From that trig we could see the whole wide expanse of our route spreading northwards bisecting the broad River Hodder valley with Dunsop Bridge, our goal, just hidden in the distant fold of hills. Our descent down the northern slopes of Longridge Fell was steep and followed the course  of a Roman road and that gave me a strong sense of history and wonderment at the scale of the Roman occupation which prevailed throughout the walk.   What an experience it would be to have a helicopter flight over that terrain at that time in history?

Much of the walking was over livestock fields still gloopy from much recent rain making for hard going and slow progress, but what an uplifting landscape of well defined hills and rich colours.

We diverted slightly to look at the stepping stones at Stakes farm and found a bench to stop and eat. The stones were awash with the fast flowing Hodder and I asked BC if he would have attempted a crossing. At first he thought he may, but then retracted, anyway it was a good job this was not on our route.

Stake farm is early seventeenth century and Grade 2 listed, but they appear to have attached a brick built extension in one corner involving removal of two large mullioned windows - I guess they never got permission for that. There is a plaque on the wall with a latin inscription - see photo below. Two  separate Internet translators revealed the following two incomprehensible translations:

"Now my but later someone on that he was born." 


"Now my just this but later I know he was born."

I bow to academia.

We passed The Inn at Whitewell after having a look at the church and took a slight variation on the last bit via the 1882 water pipeline bridge leading to Dunsop.

As we walked on the farm track leading to the road in Dunsop, BC on my right, let forth a sudden loud exclamation at which I was sorely startled - marching with head down BC had looked up and found himself looking directly, at a range of about a foot, into the face of a large black cat sat uncomfortably on top of a fence post. The cat, as they do (or don't), showed no reaction and watched us pass by. Ten minutes later, as we drove out passing the end of the farm track the cat was sat in the middle of the track, we supposed bidding us farewell.
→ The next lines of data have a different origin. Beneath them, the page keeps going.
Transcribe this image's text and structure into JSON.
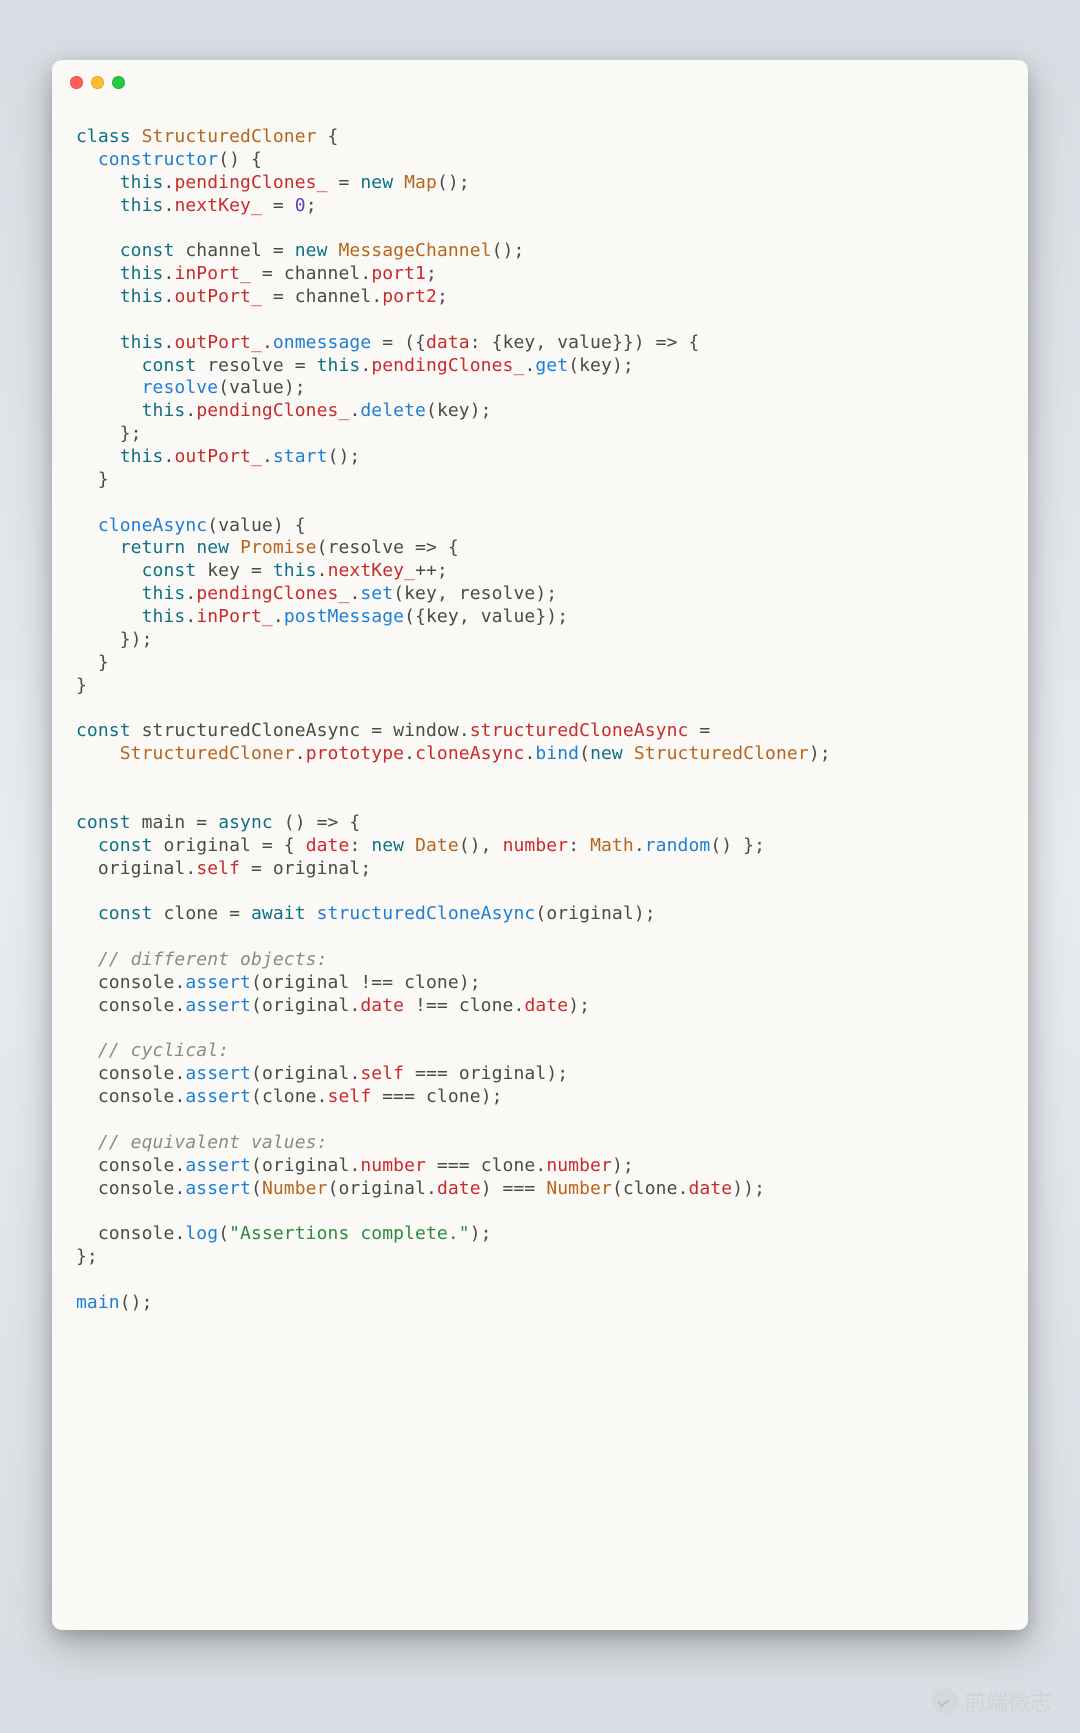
{
  "watermark": {
    "text": "前端微志"
  },
  "code": {
    "language": "javascript",
    "tokens": [
      {
        "t": "kw",
        "s": "class"
      },
      {
        "t": "punc",
        "s": " "
      },
      {
        "t": "cls",
        "s": "StructuredCloner"
      },
      {
        "t": "punc",
        "s": " {"
      },
      {
        "t": "nl"
      },
      {
        "t": "punc",
        "s": "  "
      },
      {
        "t": "fn",
        "s": "constructor"
      },
      {
        "t": "punc",
        "s": "() {"
      },
      {
        "t": "nl"
      },
      {
        "t": "punc",
        "s": "    "
      },
      {
        "t": "kw",
        "s": "this"
      },
      {
        "t": "punc",
        "s": "."
      },
      {
        "t": "prop",
        "s": "pendingClones_"
      },
      {
        "t": "punc",
        "s": " = "
      },
      {
        "t": "kw",
        "s": "new"
      },
      {
        "t": "punc",
        "s": " "
      },
      {
        "t": "cls",
        "s": "Map"
      },
      {
        "t": "punc",
        "s": "();"
      },
      {
        "t": "nl"
      },
      {
        "t": "punc",
        "s": "    "
      },
      {
        "t": "kw",
        "s": "this"
      },
      {
        "t": "punc",
        "s": "."
      },
      {
        "t": "prop",
        "s": "nextKey_"
      },
      {
        "t": "punc",
        "s": " = "
      },
      {
        "t": "num",
        "s": "0"
      },
      {
        "t": "punc",
        "s": ";"
      },
      {
        "t": "nl"
      },
      {
        "t": "nl"
      },
      {
        "t": "punc",
        "s": "    "
      },
      {
        "t": "kw",
        "s": "const"
      },
      {
        "t": "punc",
        "s": " "
      },
      {
        "t": "id",
        "s": "channel"
      },
      {
        "t": "punc",
        "s": " = "
      },
      {
        "t": "kw",
        "s": "new"
      },
      {
        "t": "punc",
        "s": " "
      },
      {
        "t": "cls",
        "s": "MessageChannel"
      },
      {
        "t": "punc",
        "s": "();"
      },
      {
        "t": "nl"
      },
      {
        "t": "punc",
        "s": "    "
      },
      {
        "t": "kw",
        "s": "this"
      },
      {
        "t": "punc",
        "s": "."
      },
      {
        "t": "prop",
        "s": "inPort_"
      },
      {
        "t": "punc",
        "s": " = "
      },
      {
        "t": "id",
        "s": "channel"
      },
      {
        "t": "punc",
        "s": "."
      },
      {
        "t": "prop",
        "s": "port1"
      },
      {
        "t": "punc",
        "s": ";"
      },
      {
        "t": "nl"
      },
      {
        "t": "punc",
        "s": "    "
      },
      {
        "t": "kw",
        "s": "this"
      },
      {
        "t": "punc",
        "s": "."
      },
      {
        "t": "prop",
        "s": "outPort_"
      },
      {
        "t": "punc",
        "s": " = "
      },
      {
        "t": "id",
        "s": "channel"
      },
      {
        "t": "punc",
        "s": "."
      },
      {
        "t": "prop",
        "s": "port2"
      },
      {
        "t": "punc",
        "s": ";"
      },
      {
        "t": "nl"
      },
      {
        "t": "nl"
      },
      {
        "t": "punc",
        "s": "    "
      },
      {
        "t": "kw",
        "s": "this"
      },
      {
        "t": "punc",
        "s": "."
      },
      {
        "t": "prop",
        "s": "outPort_"
      },
      {
        "t": "punc",
        "s": "."
      },
      {
        "t": "fn",
        "s": "onmessage"
      },
      {
        "t": "punc",
        "s": " = ({"
      },
      {
        "t": "prop",
        "s": "data"
      },
      {
        "t": "punc",
        "s": ": {"
      },
      {
        "t": "id",
        "s": "key"
      },
      {
        "t": "punc",
        "s": ", "
      },
      {
        "t": "id",
        "s": "value"
      },
      {
        "t": "punc",
        "s": "}}) => {"
      },
      {
        "t": "nl"
      },
      {
        "t": "punc",
        "s": "      "
      },
      {
        "t": "kw",
        "s": "const"
      },
      {
        "t": "punc",
        "s": " "
      },
      {
        "t": "id",
        "s": "resolve"
      },
      {
        "t": "punc",
        "s": " = "
      },
      {
        "t": "kw",
        "s": "this"
      },
      {
        "t": "punc",
        "s": "."
      },
      {
        "t": "prop",
        "s": "pendingClones_"
      },
      {
        "t": "punc",
        "s": "."
      },
      {
        "t": "fn",
        "s": "get"
      },
      {
        "t": "punc",
        "s": "("
      },
      {
        "t": "id",
        "s": "key"
      },
      {
        "t": "punc",
        "s": ");"
      },
      {
        "t": "nl"
      },
      {
        "t": "punc",
        "s": "      "
      },
      {
        "t": "fn",
        "s": "resolve"
      },
      {
        "t": "punc",
        "s": "("
      },
      {
        "t": "id",
        "s": "value"
      },
      {
        "t": "punc",
        "s": ");"
      },
      {
        "t": "nl"
      },
      {
        "t": "punc",
        "s": "      "
      },
      {
        "t": "kw",
        "s": "this"
      },
      {
        "t": "punc",
        "s": "."
      },
      {
        "t": "prop",
        "s": "pendingClones_"
      },
      {
        "t": "punc",
        "s": "."
      },
      {
        "t": "fn",
        "s": "delete"
      },
      {
        "t": "punc",
        "s": "("
      },
      {
        "t": "id",
        "s": "key"
      },
      {
        "t": "punc",
        "s": ");"
      },
      {
        "t": "nl"
      },
      {
        "t": "punc",
        "s": "    };"
      },
      {
        "t": "nl"
      },
      {
        "t": "punc",
        "s": "    "
      },
      {
        "t": "kw",
        "s": "this"
      },
      {
        "t": "punc",
        "s": "."
      },
      {
        "t": "prop",
        "s": "outPort_"
      },
      {
        "t": "punc",
        "s": "."
      },
      {
        "t": "fn",
        "s": "start"
      },
      {
        "t": "punc",
        "s": "();"
      },
      {
        "t": "nl"
      },
      {
        "t": "punc",
        "s": "  }"
      },
      {
        "t": "nl"
      },
      {
        "t": "nl"
      },
      {
        "t": "punc",
        "s": "  "
      },
      {
        "t": "fn",
        "s": "cloneAsync"
      },
      {
        "t": "punc",
        "s": "("
      },
      {
        "t": "id",
        "s": "value"
      },
      {
        "t": "punc",
        "s": ") {"
      },
      {
        "t": "nl"
      },
      {
        "t": "punc",
        "s": "    "
      },
      {
        "t": "kw",
        "s": "return"
      },
      {
        "t": "punc",
        "s": " "
      },
      {
        "t": "kw",
        "s": "new"
      },
      {
        "t": "punc",
        "s": " "
      },
      {
        "t": "cls",
        "s": "Promise"
      },
      {
        "t": "punc",
        "s": "("
      },
      {
        "t": "id",
        "s": "resolve"
      },
      {
        "t": "punc",
        "s": " => {"
      },
      {
        "t": "nl"
      },
      {
        "t": "punc",
        "s": "      "
      },
      {
        "t": "kw",
        "s": "const"
      },
      {
        "t": "punc",
        "s": " "
      },
      {
        "t": "id",
        "s": "key"
      },
      {
        "t": "punc",
        "s": " = "
      },
      {
        "t": "kw",
        "s": "this"
      },
      {
        "t": "punc",
        "s": "."
      },
      {
        "t": "prop",
        "s": "nextKey_"
      },
      {
        "t": "punc",
        "s": "++;"
      },
      {
        "t": "nl"
      },
      {
        "t": "punc",
        "s": "      "
      },
      {
        "t": "kw",
        "s": "this"
      },
      {
        "t": "punc",
        "s": "."
      },
      {
        "t": "prop",
        "s": "pendingClones_"
      },
      {
        "t": "punc",
        "s": "."
      },
      {
        "t": "fn",
        "s": "set"
      },
      {
        "t": "punc",
        "s": "("
      },
      {
        "t": "id",
        "s": "key"
      },
      {
        "t": "punc",
        "s": ", "
      },
      {
        "t": "id",
        "s": "resolve"
      },
      {
        "t": "punc",
        "s": ");"
      },
      {
        "t": "nl"
      },
      {
        "t": "punc",
        "s": "      "
      },
      {
        "t": "kw",
        "s": "this"
      },
      {
        "t": "punc",
        "s": "."
      },
      {
        "t": "prop",
        "s": "inPort_"
      },
      {
        "t": "punc",
        "s": "."
      },
      {
        "t": "fn",
        "s": "postMessage"
      },
      {
        "t": "punc",
        "s": "({"
      },
      {
        "t": "id",
        "s": "key"
      },
      {
        "t": "punc",
        "s": ", "
      },
      {
        "t": "id",
        "s": "value"
      },
      {
        "t": "punc",
        "s": "});"
      },
      {
        "t": "nl"
      },
      {
        "t": "punc",
        "s": "    });"
      },
      {
        "t": "nl"
      },
      {
        "t": "punc",
        "s": "  }"
      },
      {
        "t": "nl"
      },
      {
        "t": "punc",
        "s": "}"
      },
      {
        "t": "nl"
      },
      {
        "t": "nl"
      },
      {
        "t": "kw",
        "s": "const"
      },
      {
        "t": "punc",
        "s": " "
      },
      {
        "t": "id",
        "s": "structuredCloneAsync"
      },
      {
        "t": "punc",
        "s": " = "
      },
      {
        "t": "id",
        "s": "window"
      },
      {
        "t": "punc",
        "s": "."
      },
      {
        "t": "prop",
        "s": "structuredCloneAsync"
      },
      {
        "t": "punc",
        "s": " ="
      },
      {
        "t": "nl"
      },
      {
        "t": "punc",
        "s": "    "
      },
      {
        "t": "cls",
        "s": "StructuredCloner"
      },
      {
        "t": "punc",
        "s": "."
      },
      {
        "t": "prop",
        "s": "prototype"
      },
      {
        "t": "punc",
        "s": "."
      },
      {
        "t": "prop",
        "s": "cloneAsync"
      },
      {
        "t": "punc",
        "s": "."
      },
      {
        "t": "fn",
        "s": "bind"
      },
      {
        "t": "punc",
        "s": "("
      },
      {
        "t": "kw",
        "s": "new"
      },
      {
        "t": "punc",
        "s": " "
      },
      {
        "t": "cls",
        "s": "StructuredCloner"
      },
      {
        "t": "punc",
        "s": ");"
      },
      {
        "t": "nl"
      },
      {
        "t": "nl"
      },
      {
        "t": "nl"
      },
      {
        "t": "kw",
        "s": "const"
      },
      {
        "t": "punc",
        "s": " "
      },
      {
        "t": "id",
        "s": "main"
      },
      {
        "t": "punc",
        "s": " = "
      },
      {
        "t": "kw",
        "s": "async"
      },
      {
        "t": "punc",
        "s": " () => {"
      },
      {
        "t": "nl"
      },
      {
        "t": "punc",
        "s": "  "
      },
      {
        "t": "kw",
        "s": "const"
      },
      {
        "t": "punc",
        "s": " "
      },
      {
        "t": "id",
        "s": "original"
      },
      {
        "t": "punc",
        "s": " = { "
      },
      {
        "t": "prop",
        "s": "date"
      },
      {
        "t": "punc",
        "s": ": "
      },
      {
        "t": "kw",
        "s": "new"
      },
      {
        "t": "punc",
        "s": " "
      },
      {
        "t": "cls",
        "s": "Date"
      },
      {
        "t": "punc",
        "s": "(), "
      },
      {
        "t": "prop",
        "s": "number"
      },
      {
        "t": "punc",
        "s": ": "
      },
      {
        "t": "cls",
        "s": "Math"
      },
      {
        "t": "punc",
        "s": "."
      },
      {
        "t": "fn",
        "s": "random"
      },
      {
        "t": "punc",
        "s": "() };"
      },
      {
        "t": "nl"
      },
      {
        "t": "punc",
        "s": "  "
      },
      {
        "t": "id",
        "s": "original"
      },
      {
        "t": "punc",
        "s": "."
      },
      {
        "t": "prop",
        "s": "self"
      },
      {
        "t": "punc",
        "s": " = "
      },
      {
        "t": "id",
        "s": "original"
      },
      {
        "t": "punc",
        "s": ";"
      },
      {
        "t": "nl"
      },
      {
        "t": "nl"
      },
      {
        "t": "punc",
        "s": "  "
      },
      {
        "t": "kw",
        "s": "const"
      },
      {
        "t": "punc",
        "s": " "
      },
      {
        "t": "id",
        "s": "clone"
      },
      {
        "t": "punc",
        "s": " = "
      },
      {
        "t": "kw",
        "s": "await"
      },
      {
        "t": "punc",
        "s": " "
      },
      {
        "t": "fn",
        "s": "structuredCloneAsync"
      },
      {
        "t": "punc",
        "s": "("
      },
      {
        "t": "id",
        "s": "original"
      },
      {
        "t": "punc",
        "s": ");"
      },
      {
        "t": "nl"
      },
      {
        "t": "nl"
      },
      {
        "t": "punc",
        "s": "  "
      },
      {
        "t": "cmt",
        "s": "// different objects:"
      },
      {
        "t": "nl"
      },
      {
        "t": "punc",
        "s": "  "
      },
      {
        "t": "id",
        "s": "console"
      },
      {
        "t": "punc",
        "s": "."
      },
      {
        "t": "fn",
        "s": "assert"
      },
      {
        "t": "punc",
        "s": "("
      },
      {
        "t": "id",
        "s": "original"
      },
      {
        "t": "punc",
        "s": " !== "
      },
      {
        "t": "id",
        "s": "clone"
      },
      {
        "t": "punc",
        "s": ");"
      },
      {
        "t": "nl"
      },
      {
        "t": "punc",
        "s": "  "
      },
      {
        "t": "id",
        "s": "console"
      },
      {
        "t": "punc",
        "s": "."
      },
      {
        "t": "fn",
        "s": "assert"
      },
      {
        "t": "punc",
        "s": "("
      },
      {
        "t": "id",
        "s": "original"
      },
      {
        "t": "punc",
        "s": "."
      },
      {
        "t": "prop",
        "s": "date"
      },
      {
        "t": "punc",
        "s": " !== "
      },
      {
        "t": "id",
        "s": "clone"
      },
      {
        "t": "punc",
        "s": "."
      },
      {
        "t": "prop",
        "s": "date"
      },
      {
        "t": "punc",
        "s": ");"
      },
      {
        "t": "nl"
      },
      {
        "t": "nl"
      },
      {
        "t": "punc",
        "s": "  "
      },
      {
        "t": "cmt",
        "s": "// cyclical:"
      },
      {
        "t": "nl"
      },
      {
        "t": "punc",
        "s": "  "
      },
      {
        "t": "id",
        "s": "console"
      },
      {
        "t": "punc",
        "s": "."
      },
      {
        "t": "fn",
        "s": "assert"
      },
      {
        "t": "punc",
        "s": "("
      },
      {
        "t": "id",
        "s": "original"
      },
      {
        "t": "punc",
        "s": "."
      },
      {
        "t": "prop",
        "s": "self"
      },
      {
        "t": "punc",
        "s": " === "
      },
      {
        "t": "id",
        "s": "original"
      },
      {
        "t": "punc",
        "s": ");"
      },
      {
        "t": "nl"
      },
      {
        "t": "punc",
        "s": "  "
      },
      {
        "t": "id",
        "s": "console"
      },
      {
        "t": "punc",
        "s": "."
      },
      {
        "t": "fn",
        "s": "assert"
      },
      {
        "t": "punc",
        "s": "("
      },
      {
        "t": "id",
        "s": "clone"
      },
      {
        "t": "punc",
        "s": "."
      },
      {
        "t": "prop",
        "s": "self"
      },
      {
        "t": "punc",
        "s": " === "
      },
      {
        "t": "id",
        "s": "clone"
      },
      {
        "t": "punc",
        "s": ");"
      },
      {
        "t": "nl"
      },
      {
        "t": "nl"
      },
      {
        "t": "punc",
        "s": "  "
      },
      {
        "t": "cmt",
        "s": "// equivalent values:"
      },
      {
        "t": "nl"
      },
      {
        "t": "punc",
        "s": "  "
      },
      {
        "t": "id",
        "s": "console"
      },
      {
        "t": "punc",
        "s": "."
      },
      {
        "t": "fn",
        "s": "assert"
      },
      {
        "t": "punc",
        "s": "("
      },
      {
        "t": "id",
        "s": "original"
      },
      {
        "t": "punc",
        "s": "."
      },
      {
        "t": "prop",
        "s": "number"
      },
      {
        "t": "punc",
        "s": " === "
      },
      {
        "t": "id",
        "s": "clone"
      },
      {
        "t": "punc",
        "s": "."
      },
      {
        "t": "prop",
        "s": "number"
      },
      {
        "t": "punc",
        "s": ");"
      },
      {
        "t": "nl"
      },
      {
        "t": "punc",
        "s": "  "
      },
      {
        "t": "id",
        "s": "console"
      },
      {
        "t": "punc",
        "s": "."
      },
      {
        "t": "fn",
        "s": "assert"
      },
      {
        "t": "punc",
        "s": "("
      },
      {
        "t": "cls",
        "s": "Number"
      },
      {
        "t": "punc",
        "s": "("
      },
      {
        "t": "id",
        "s": "original"
      },
      {
        "t": "punc",
        "s": "."
      },
      {
        "t": "prop",
        "s": "date"
      },
      {
        "t": "punc",
        "s": ") === "
      },
      {
        "t": "cls",
        "s": "Number"
      },
      {
        "t": "punc",
        "s": "("
      },
      {
        "t": "id",
        "s": "clone"
      },
      {
        "t": "punc",
        "s": "."
      },
      {
        "t": "prop",
        "s": "date"
      },
      {
        "t": "punc",
        "s": "));"
      },
      {
        "t": "nl"
      },
      {
        "t": "nl"
      },
      {
        "t": "punc",
        "s": "  "
      },
      {
        "t": "id",
        "s": "console"
      },
      {
        "t": "punc",
        "s": "."
      },
      {
        "t": "fn",
        "s": "log"
      },
      {
        "t": "punc",
        "s": "("
      },
      {
        "t": "str",
        "s": "\"Assertions complete.\""
      },
      {
        "t": "punc",
        "s": ");"
      },
      {
        "t": "nl"
      },
      {
        "t": "punc",
        "s": "};"
      },
      {
        "t": "nl"
      },
      {
        "t": "nl"
      },
      {
        "t": "fn",
        "s": "main"
      },
      {
        "t": "punc",
        "s": "();"
      }
    ]
  }
}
You may wish to read BC's excellent account:



The prelude to Longridge Fell ascent

About halfway up - a narrow boggy path with foot placement hidden by reeds

Longridge Fell trig
Click here for a short You Tube video of our view from the trig:

Chipping nestling below Parlick and Fair Snape Fell

Just before dropping over the edge to go steeply down the other side of Longridge Fell.
Our route is all there winding its way to arrive below the hills top right

BC returns from a bit of extreme photography - I settled for the shot below

Doeford Bridge

Stake farm. Early seventeenth century. Note the red brick extension in the corner.
The stepping stones where we sat on a bench for our refreshments were just behind the camera - see next but one photo

This can be seen on the above photo just to the left of the brick extension - "translation" in text above

Stepping stones - not today

Next year's cannon fodder

Burholme Bridge

Dunsop nestles below the distant hills - still some way to go

The Inn at Whitewell

Zoom to farmyard relic. These have been popular for conversion to mobile cafés - this one may be beyond restoration, but you never know

1882 pipeline - Dunsop just beyond visible field

Red buoy is Longridge Fell trig - see continuation north below.
Ignore blue and pink lines


  1. When i have time, I'll translate that for you
    At the moment, throughly enjoying a new biography of Ceasar - unputdownable !

  2. There aren't many hints of autumn colours in those photos. In fact, with the glorious skies and the lush greenness of the grass, it looks more like late spring or summer.

  3. gimmer - I await your translation with great interest.


    Gayle - That is a special part of the world.